Selective Specialization for Object-Oriented Languages

Jeffrey Dean, Craig Chambers, and David Grove
Dynamic dispatching is a major source of run-time overhead in object-oriented languages, due both to the direct cost of method lookup and to the indirect effect of preventing other optimizations. To reduce this overhead, optimizing compilers for object-oriented languages analyze the classes of objects stored in program variables, with the goal of bounding the possible classes of message receivers enough so that the compiler can uniquely determine the target of a message send at compile time and replace the message send with a direct procedure call. Specialization is one important technique for improving the precision of this static class information: by compiling multiple versions of a method, each applicable to a subset of the possible argument classes of the method, more precise static information about the classes of the method's arguments is obtained. Previous specialization strategies have not been selective about where this technique is applied, and therefore tended to significantly increase compile time and code space usage, particularly for large applications. In this paper, we present a more general framework for specialization in object-oriented languages and describe a goal- directed specialization algorithm that makes selective decisions to apply specialization to those cases where it provides the highest benefit.
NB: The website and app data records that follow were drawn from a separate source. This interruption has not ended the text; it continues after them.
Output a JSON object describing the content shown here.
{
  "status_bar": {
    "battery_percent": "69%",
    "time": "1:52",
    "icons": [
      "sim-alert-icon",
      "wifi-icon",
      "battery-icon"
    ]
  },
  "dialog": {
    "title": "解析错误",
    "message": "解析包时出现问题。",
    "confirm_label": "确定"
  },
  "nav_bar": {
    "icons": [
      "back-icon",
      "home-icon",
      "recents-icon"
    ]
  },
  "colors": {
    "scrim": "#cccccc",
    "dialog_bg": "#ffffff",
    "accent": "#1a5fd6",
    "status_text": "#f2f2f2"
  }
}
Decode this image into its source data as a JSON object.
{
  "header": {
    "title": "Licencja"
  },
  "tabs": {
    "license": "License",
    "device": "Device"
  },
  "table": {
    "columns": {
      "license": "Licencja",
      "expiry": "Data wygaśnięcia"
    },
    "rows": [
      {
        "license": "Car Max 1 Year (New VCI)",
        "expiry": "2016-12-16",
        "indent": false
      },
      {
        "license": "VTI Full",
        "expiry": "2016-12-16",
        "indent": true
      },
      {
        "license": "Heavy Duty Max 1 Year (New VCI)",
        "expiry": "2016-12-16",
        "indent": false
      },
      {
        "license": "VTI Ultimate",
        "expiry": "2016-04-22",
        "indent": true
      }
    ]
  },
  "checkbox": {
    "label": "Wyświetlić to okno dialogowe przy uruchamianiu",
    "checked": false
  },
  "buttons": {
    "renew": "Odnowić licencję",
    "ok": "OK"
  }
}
Our results show that our algorithm improves the performance of a group of sizeable programs by 65% to 275% while increasing compiled code space requirements by only 4% to 10%. Moreover, when compared to the previous state-of-the-art specialization scheme, our algorithm improves performance by 11% to 67% while simultaneously reducing code space requirements by 65% to 73%.
PLDI'95 Conference Proceedings, La Jolla, CA June, 1995.

To get the PostScript file, click here.

An earlier version of this paper appeared in PEPM '94

Cecil/Vortex Project